(Data entries)
- - - - - - -

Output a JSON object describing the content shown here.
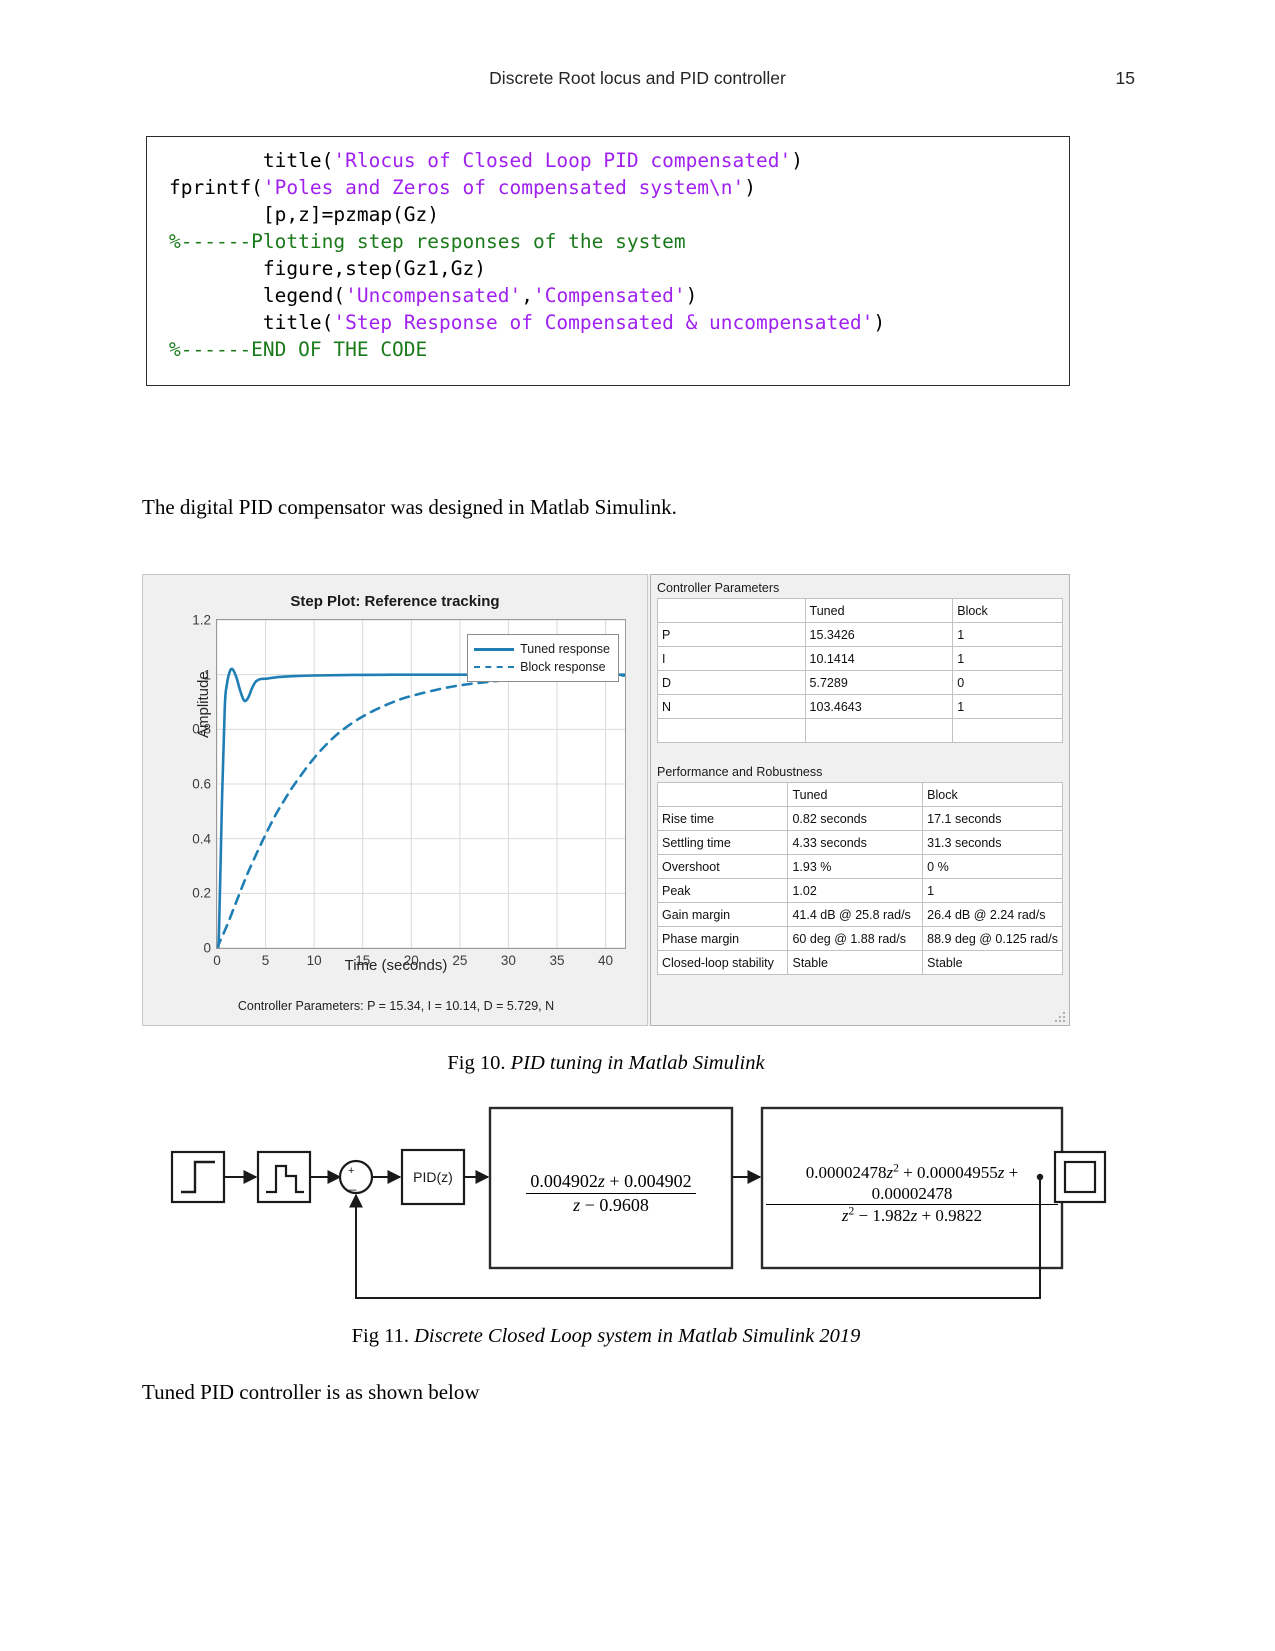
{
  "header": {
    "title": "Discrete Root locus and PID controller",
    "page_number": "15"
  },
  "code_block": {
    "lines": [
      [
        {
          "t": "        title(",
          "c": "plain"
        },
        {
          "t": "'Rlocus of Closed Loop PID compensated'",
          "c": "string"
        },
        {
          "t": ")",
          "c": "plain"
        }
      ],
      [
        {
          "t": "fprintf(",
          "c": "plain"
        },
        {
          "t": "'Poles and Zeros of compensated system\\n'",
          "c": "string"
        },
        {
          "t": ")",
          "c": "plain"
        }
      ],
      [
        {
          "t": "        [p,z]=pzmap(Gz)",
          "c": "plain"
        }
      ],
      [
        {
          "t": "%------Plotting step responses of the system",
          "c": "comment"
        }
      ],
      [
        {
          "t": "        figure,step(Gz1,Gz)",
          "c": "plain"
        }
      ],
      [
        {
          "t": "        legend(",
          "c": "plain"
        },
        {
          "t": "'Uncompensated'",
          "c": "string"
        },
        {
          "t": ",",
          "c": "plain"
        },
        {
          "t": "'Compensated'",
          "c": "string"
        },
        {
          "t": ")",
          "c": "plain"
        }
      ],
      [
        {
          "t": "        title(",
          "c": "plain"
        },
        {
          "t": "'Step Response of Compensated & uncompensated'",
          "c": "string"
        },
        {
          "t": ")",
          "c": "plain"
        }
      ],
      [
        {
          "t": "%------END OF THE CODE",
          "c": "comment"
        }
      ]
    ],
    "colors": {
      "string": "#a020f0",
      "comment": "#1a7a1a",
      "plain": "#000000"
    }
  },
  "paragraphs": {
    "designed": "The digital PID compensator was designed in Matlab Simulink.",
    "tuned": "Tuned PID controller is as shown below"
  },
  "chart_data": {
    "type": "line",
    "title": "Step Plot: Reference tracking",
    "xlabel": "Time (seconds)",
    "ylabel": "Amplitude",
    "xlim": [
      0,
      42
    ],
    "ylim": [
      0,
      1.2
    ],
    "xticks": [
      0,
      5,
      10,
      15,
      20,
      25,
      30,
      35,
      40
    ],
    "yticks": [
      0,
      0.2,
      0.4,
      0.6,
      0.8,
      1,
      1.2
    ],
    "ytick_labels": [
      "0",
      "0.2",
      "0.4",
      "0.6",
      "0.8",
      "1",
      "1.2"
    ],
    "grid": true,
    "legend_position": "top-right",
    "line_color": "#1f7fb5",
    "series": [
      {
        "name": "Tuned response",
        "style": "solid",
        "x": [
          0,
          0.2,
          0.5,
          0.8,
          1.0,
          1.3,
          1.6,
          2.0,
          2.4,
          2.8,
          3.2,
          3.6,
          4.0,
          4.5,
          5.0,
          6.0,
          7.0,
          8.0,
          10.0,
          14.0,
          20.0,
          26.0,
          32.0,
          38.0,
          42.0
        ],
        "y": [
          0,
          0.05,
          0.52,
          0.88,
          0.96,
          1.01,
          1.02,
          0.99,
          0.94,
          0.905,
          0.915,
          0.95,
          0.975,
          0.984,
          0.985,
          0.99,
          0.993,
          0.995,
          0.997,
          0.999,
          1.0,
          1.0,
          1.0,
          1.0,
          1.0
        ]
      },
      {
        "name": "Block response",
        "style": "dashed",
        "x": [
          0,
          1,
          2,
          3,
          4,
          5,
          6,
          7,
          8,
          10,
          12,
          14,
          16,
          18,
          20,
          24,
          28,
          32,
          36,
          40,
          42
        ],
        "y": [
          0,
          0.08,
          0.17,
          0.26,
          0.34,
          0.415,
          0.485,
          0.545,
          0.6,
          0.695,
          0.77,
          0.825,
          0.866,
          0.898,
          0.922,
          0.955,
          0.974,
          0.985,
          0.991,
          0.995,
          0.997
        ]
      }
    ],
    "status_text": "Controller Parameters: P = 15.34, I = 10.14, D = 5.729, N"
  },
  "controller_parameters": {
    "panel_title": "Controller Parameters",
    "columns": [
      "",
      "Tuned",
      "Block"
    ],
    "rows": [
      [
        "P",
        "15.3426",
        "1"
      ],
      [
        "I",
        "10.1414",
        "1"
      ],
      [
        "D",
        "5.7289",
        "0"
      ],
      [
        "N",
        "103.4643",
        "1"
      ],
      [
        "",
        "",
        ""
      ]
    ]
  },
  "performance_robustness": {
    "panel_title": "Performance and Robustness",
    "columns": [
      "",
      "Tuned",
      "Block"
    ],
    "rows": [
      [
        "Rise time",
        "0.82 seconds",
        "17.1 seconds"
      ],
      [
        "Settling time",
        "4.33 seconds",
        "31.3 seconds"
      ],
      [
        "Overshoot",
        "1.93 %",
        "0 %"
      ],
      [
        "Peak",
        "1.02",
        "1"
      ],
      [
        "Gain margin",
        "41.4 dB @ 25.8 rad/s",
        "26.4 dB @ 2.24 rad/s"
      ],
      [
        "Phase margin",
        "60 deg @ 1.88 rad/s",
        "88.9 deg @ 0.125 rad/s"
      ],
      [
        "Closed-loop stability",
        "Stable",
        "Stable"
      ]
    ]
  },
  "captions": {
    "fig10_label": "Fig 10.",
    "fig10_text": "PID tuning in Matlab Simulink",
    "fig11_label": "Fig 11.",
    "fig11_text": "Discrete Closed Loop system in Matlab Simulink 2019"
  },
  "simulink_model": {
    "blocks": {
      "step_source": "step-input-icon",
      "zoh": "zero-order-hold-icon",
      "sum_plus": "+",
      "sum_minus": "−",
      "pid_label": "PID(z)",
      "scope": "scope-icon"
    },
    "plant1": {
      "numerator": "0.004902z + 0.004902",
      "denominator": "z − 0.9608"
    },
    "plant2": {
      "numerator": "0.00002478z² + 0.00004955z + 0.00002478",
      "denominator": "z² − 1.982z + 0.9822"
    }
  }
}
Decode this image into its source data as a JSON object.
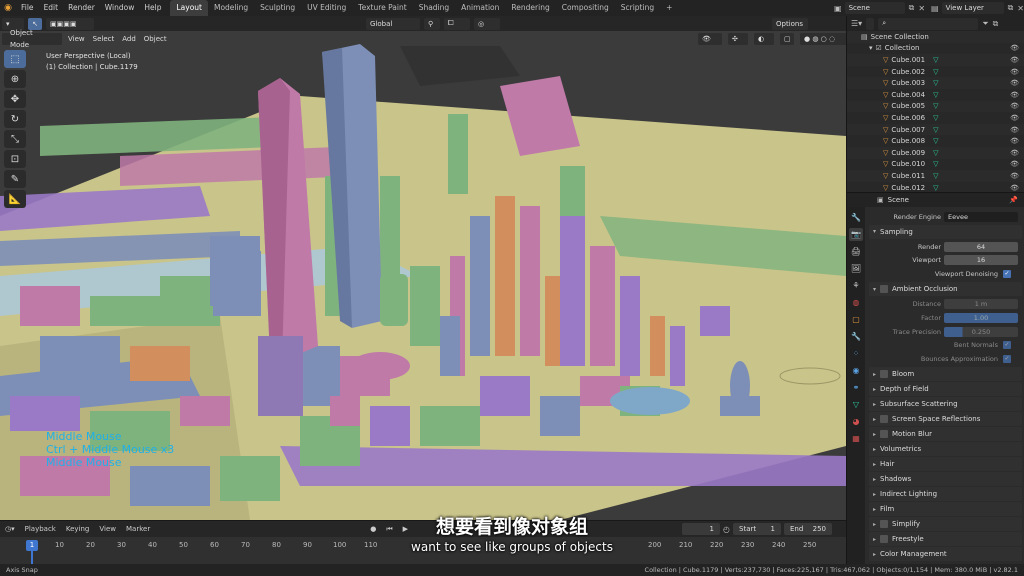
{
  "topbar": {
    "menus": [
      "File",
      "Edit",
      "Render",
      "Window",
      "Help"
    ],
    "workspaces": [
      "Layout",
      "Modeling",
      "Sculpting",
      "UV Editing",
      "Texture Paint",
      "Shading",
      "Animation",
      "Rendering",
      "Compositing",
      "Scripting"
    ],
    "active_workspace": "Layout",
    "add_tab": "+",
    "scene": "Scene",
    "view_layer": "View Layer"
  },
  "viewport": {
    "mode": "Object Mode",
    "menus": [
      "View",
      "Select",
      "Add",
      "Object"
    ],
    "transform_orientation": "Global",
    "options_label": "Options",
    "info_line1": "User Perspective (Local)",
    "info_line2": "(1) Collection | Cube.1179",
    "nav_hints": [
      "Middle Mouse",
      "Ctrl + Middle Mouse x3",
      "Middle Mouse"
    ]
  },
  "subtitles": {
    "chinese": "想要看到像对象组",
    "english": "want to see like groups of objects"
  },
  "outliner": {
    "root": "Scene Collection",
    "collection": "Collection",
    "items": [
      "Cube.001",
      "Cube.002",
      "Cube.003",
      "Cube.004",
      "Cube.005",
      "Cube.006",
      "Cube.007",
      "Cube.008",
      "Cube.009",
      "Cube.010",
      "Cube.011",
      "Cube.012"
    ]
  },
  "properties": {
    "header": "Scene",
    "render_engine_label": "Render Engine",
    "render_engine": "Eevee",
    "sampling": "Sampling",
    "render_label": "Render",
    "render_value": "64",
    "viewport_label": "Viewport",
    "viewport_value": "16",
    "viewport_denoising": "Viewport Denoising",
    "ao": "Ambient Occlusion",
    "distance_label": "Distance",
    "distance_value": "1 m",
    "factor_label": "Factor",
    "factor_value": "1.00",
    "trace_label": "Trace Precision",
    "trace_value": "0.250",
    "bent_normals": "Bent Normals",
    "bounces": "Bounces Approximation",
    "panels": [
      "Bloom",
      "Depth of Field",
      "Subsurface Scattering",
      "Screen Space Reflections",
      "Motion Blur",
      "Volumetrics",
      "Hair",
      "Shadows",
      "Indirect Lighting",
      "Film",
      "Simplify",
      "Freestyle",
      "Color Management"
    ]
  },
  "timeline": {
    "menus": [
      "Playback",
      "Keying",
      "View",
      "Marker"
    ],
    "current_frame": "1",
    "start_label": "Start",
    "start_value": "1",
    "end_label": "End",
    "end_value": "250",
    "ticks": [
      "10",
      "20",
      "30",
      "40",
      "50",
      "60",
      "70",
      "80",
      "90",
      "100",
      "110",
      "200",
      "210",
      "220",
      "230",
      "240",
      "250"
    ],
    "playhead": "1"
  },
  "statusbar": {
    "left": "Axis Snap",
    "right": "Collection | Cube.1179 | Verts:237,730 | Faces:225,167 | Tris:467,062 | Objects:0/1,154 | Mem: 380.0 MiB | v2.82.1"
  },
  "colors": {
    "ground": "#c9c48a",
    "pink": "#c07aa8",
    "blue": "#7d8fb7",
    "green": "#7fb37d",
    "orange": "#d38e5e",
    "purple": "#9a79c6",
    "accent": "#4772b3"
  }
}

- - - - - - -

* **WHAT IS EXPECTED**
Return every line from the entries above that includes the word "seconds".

* **SOLUTION TO THIS TASK**
    "xlabel": "Time (seconds)",
        "0.82 seconds",
        "17.1 seconds"
        "4.33 seconds",
        "31.3 seconds"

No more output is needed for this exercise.